Taught by his father Alessandro Scarlatti, Domenico was appointed composer and organist at the Royal Chapel at Naples in 1701, aged just 16. Two years later his first operas, Ottavia restituita al trono and Il Giustino were performed in the same city. He continued his studies with Gasparini, moving to Venice to do so in 1705, and in 1709 to Rome. There he met Handel and engaged him in an amicable contest of keyboard skills - the audience declared Handel the victor at the organ, but Scarlatti was more formidable when it came to the harpsichord.
Between 1709 and 1714 he was maestro di cappella to the Queen of Poland in her palace in Rome. He composed operas and oratorios for her court theatre, but was lured away with the same position at the Vatican. Many believe that after his resignation in 1720 he travelled to London, but although his works were performed there at this time there is no evidence that he was there himself. He did, however, go to Lisbon, to work at the court of Princess Maria Barbara, whose marriage to a Spanish prince in 1729 took him to Madrid. He was to stay there for the rest of his life.
Scarlatti founded a school in Madrid; leaving aside his operatic career he concentrated on instrumental teaching, in particular the harpsichord. It was on this instrument that Scarlatti was to leave perhaps his most enduring legacy - over 600 pieces for keyboard, mainly one-movement sonatas.
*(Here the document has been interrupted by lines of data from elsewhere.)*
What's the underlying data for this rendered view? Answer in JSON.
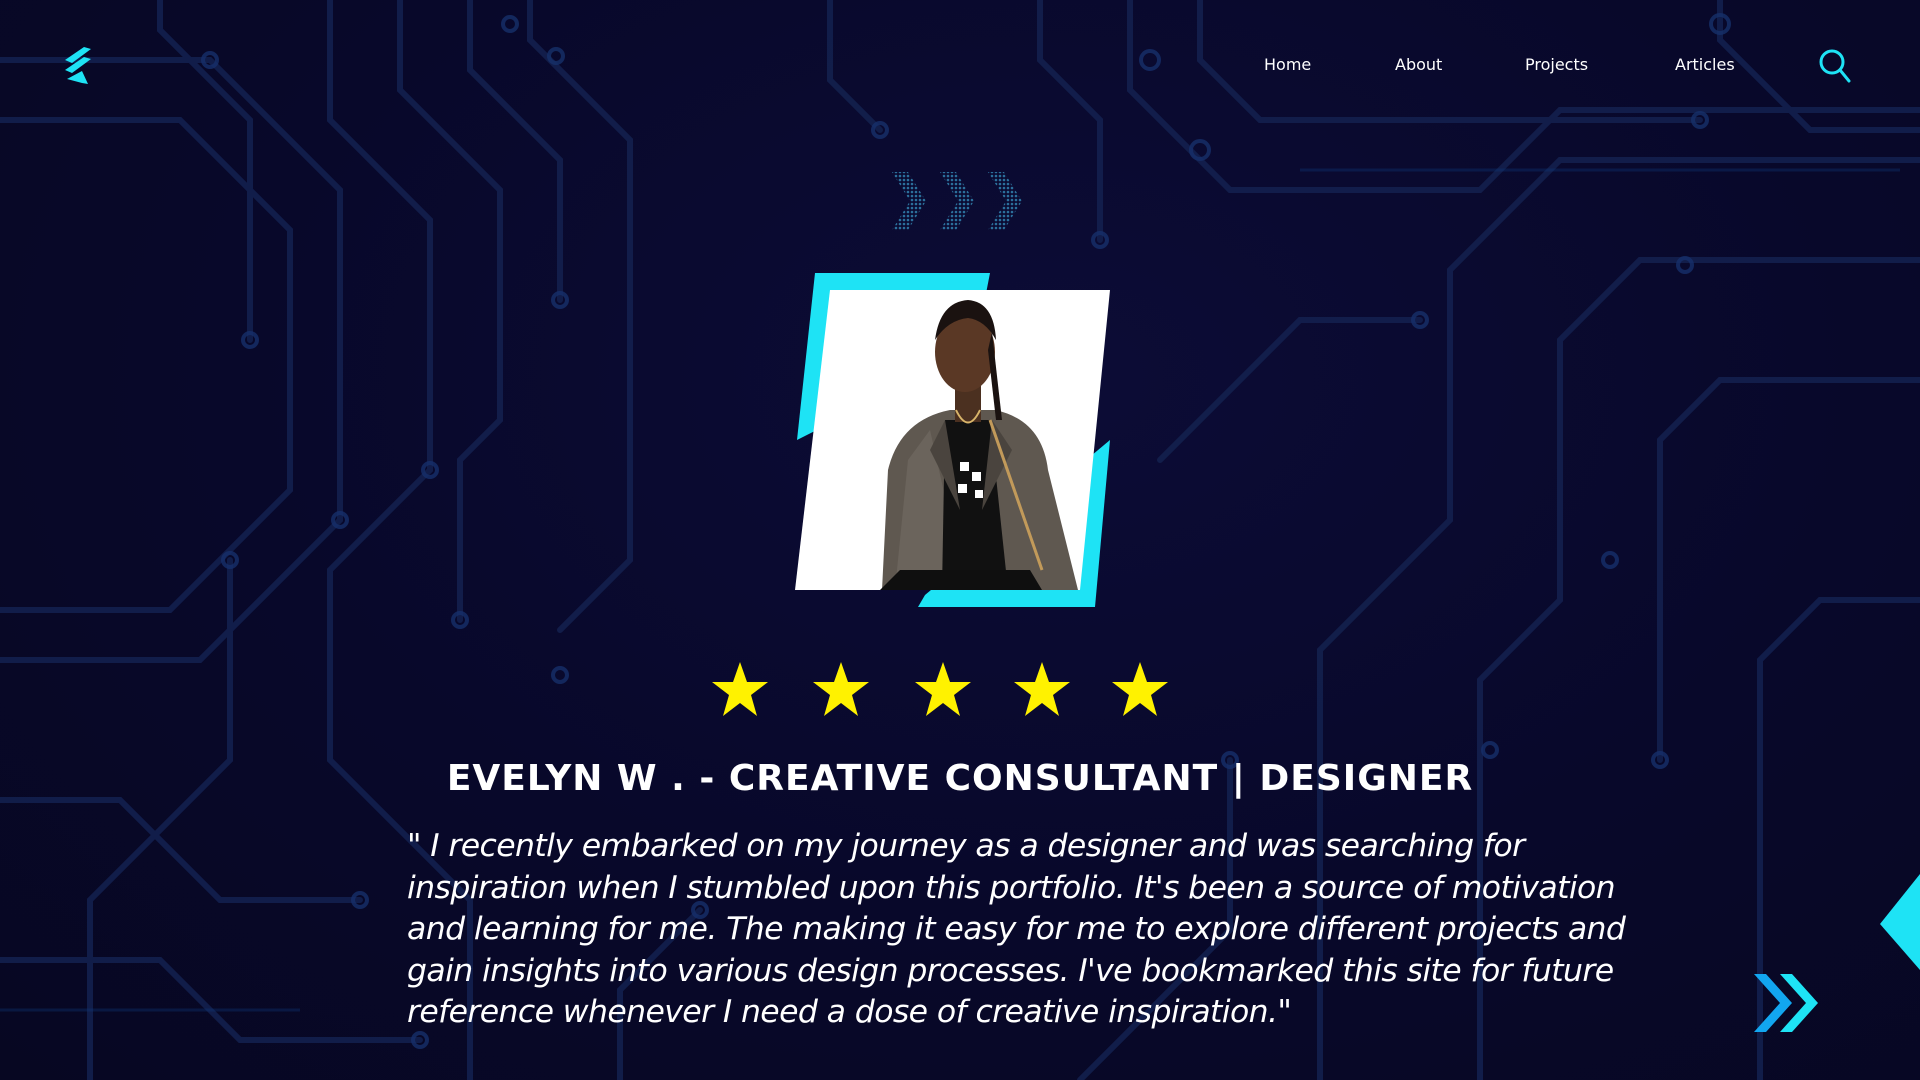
{
  "header": {
    "logo_icon": "lightning-stripes-logo",
    "nav": [
      {
        "label": "Home"
      },
      {
        "label": "About"
      },
      {
        "label": "Projects"
      },
      {
        "label": "Articles"
      }
    ],
    "search_icon": "search-icon"
  },
  "testimonial": {
    "rating": 5,
    "rating_max": 5,
    "reviewer": "EVELYN W . - CREATIVE CONSULTANT | DESIGNER",
    "quote_lines": [
      "\" I recently embarked on my journey as a designer and was searching for",
      "inspiration when I stumbled upon this portfolio. It's been a source of motivation",
      "and learning for me. The making it easy for me to explore different projects and",
      "gain insights into various design processes. I've bookmarked this site for future",
      "reference whenever I need a dose of creative inspiration.\""
    ],
    "next_icon": "double-chevron-right-icon"
  },
  "colors": {
    "background": "#0a0a28",
    "accent_cyan": "#1ee3f5",
    "accent_blue": "#12a6f0",
    "star_yellow": "#fff200",
    "text": "#ffffff"
  }
}
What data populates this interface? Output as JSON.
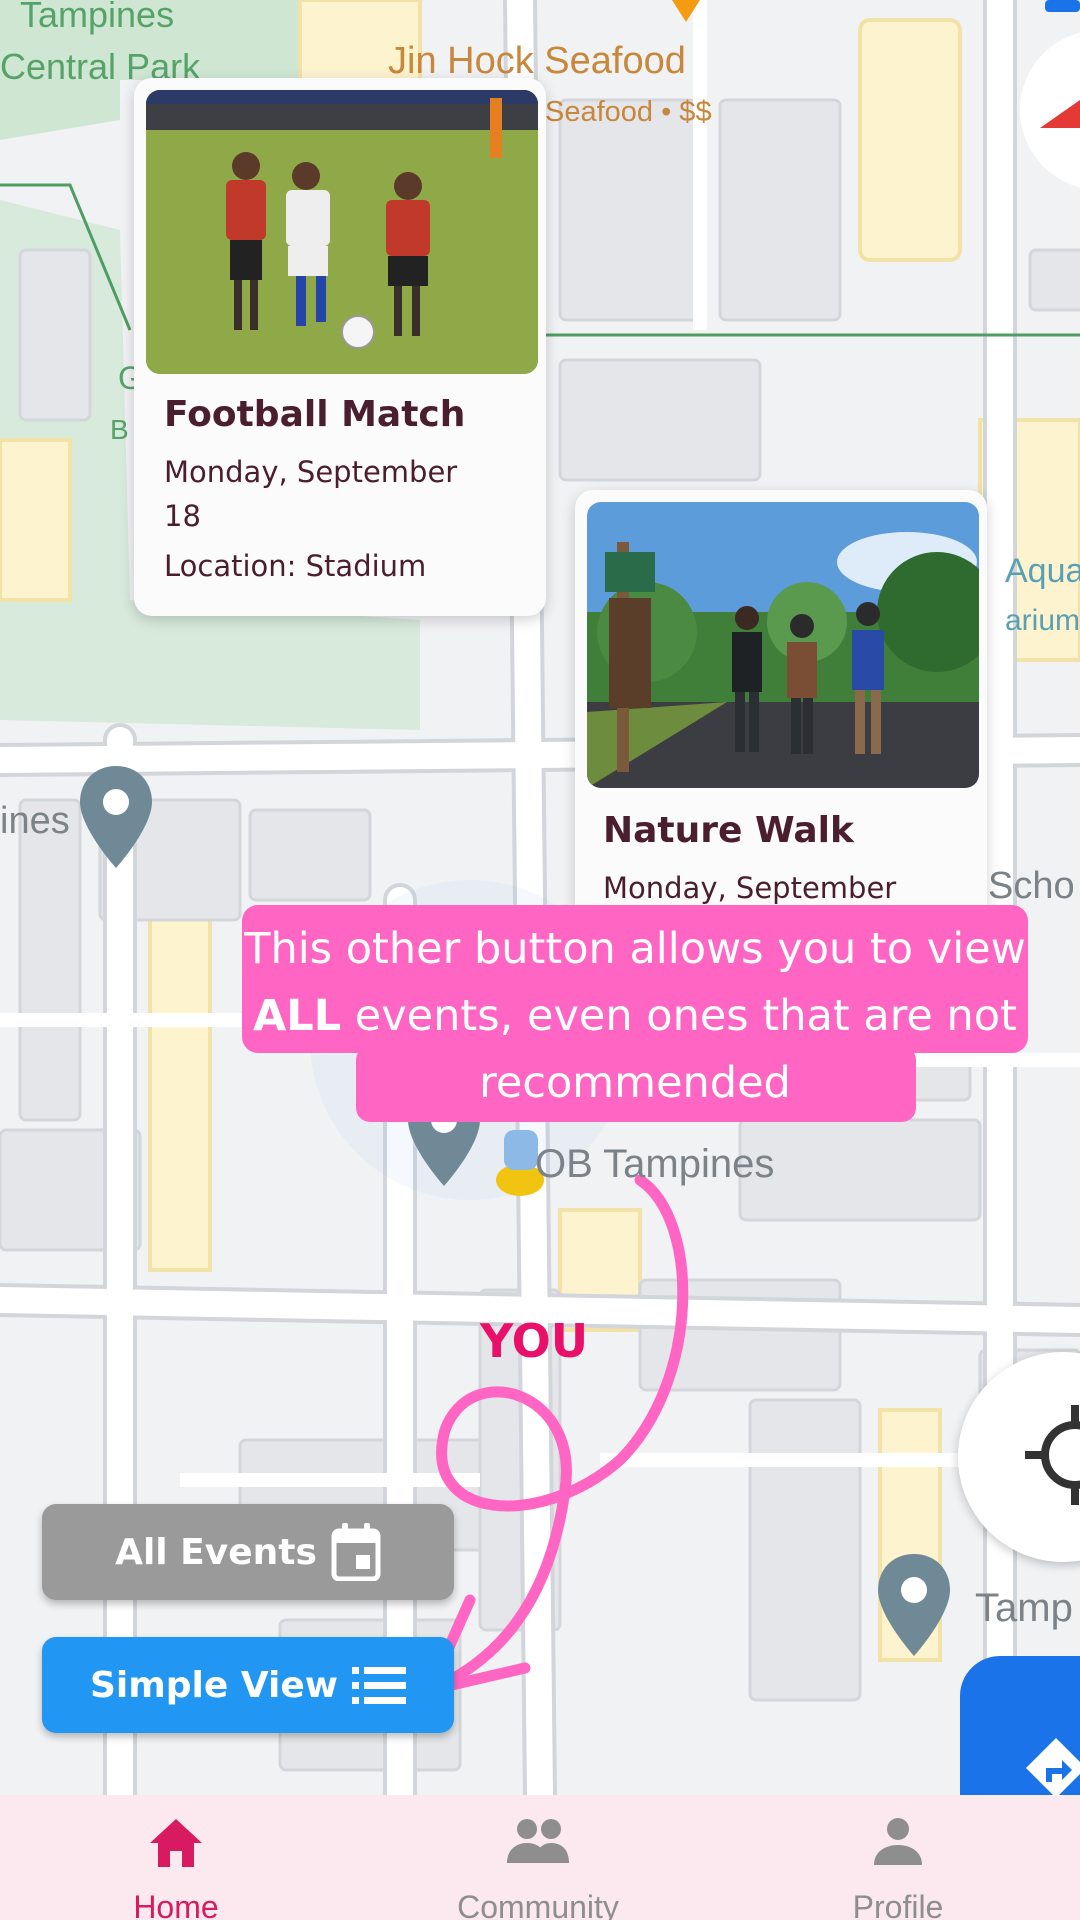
{
  "map": {
    "labels": {
      "park_line1": "Tampines",
      "park_line2": "Central Park",
      "restaurant_name": "Jin Hock Seafood",
      "restaurant_sub": "Seafood • $$",
      "aquarium_line1": "Aquar",
      "aquarium_line2": "arium",
      "left_fragment": "ines",
      "school_fragment": "Scho",
      "place_name": "OB Tampines",
      "right_fragment": "Tamp",
      "park_letter": "G",
      "park_letter2": "B"
    },
    "user_marker_label": "YOU"
  },
  "events": [
    {
      "title": "Football Match",
      "date_line1": "Monday, September",
      "date_line2": "18",
      "location": "Location: Stadium"
    },
    {
      "title": "Nature Walk",
      "date_line1": "Monday, September"
    }
  ],
  "tooltip": {
    "before_bold": "This other button allows you to view ",
    "bold": "ALL",
    "after_bold": " events, even ones that are not recommended"
  },
  "buttons": {
    "all_events": "All Events",
    "simple_view": "Simple View"
  },
  "bottom_nav": {
    "home": "Home",
    "community": "Community",
    "profile": "Profile",
    "active": "Home"
  },
  "icons": {
    "all_events": "calendar-icon",
    "simple_view": "list-icon",
    "locate": "crosshair-icon",
    "directions": "directions-icon",
    "home": "home-icon",
    "community": "people-icon",
    "profile": "person-icon"
  },
  "colors": {
    "tooltip_bg": "#ff66c4",
    "accent_pink": "#e9106a",
    "simple_view_bg": "#2196f3",
    "all_events_bg": "#9a9a9a",
    "nav_bg": "#fbe9ef",
    "nav_active": "#d81b60",
    "card_title": "#4b1e2f"
  }
}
Their flair, freedom of form and largely homophonic style served as a model to his pupils, chief amongst whom was Antonio Soler.
Domenico died in Madrid in 1757, but his legacy was sustained by those who drew inspiration from his extravagant keyboard style; amongst those who edited his sonatas were the Romantic virtuosi Czerny, Tausig and Sauer.
- MIDI FILE - Fuga for harpsichord (1'48'')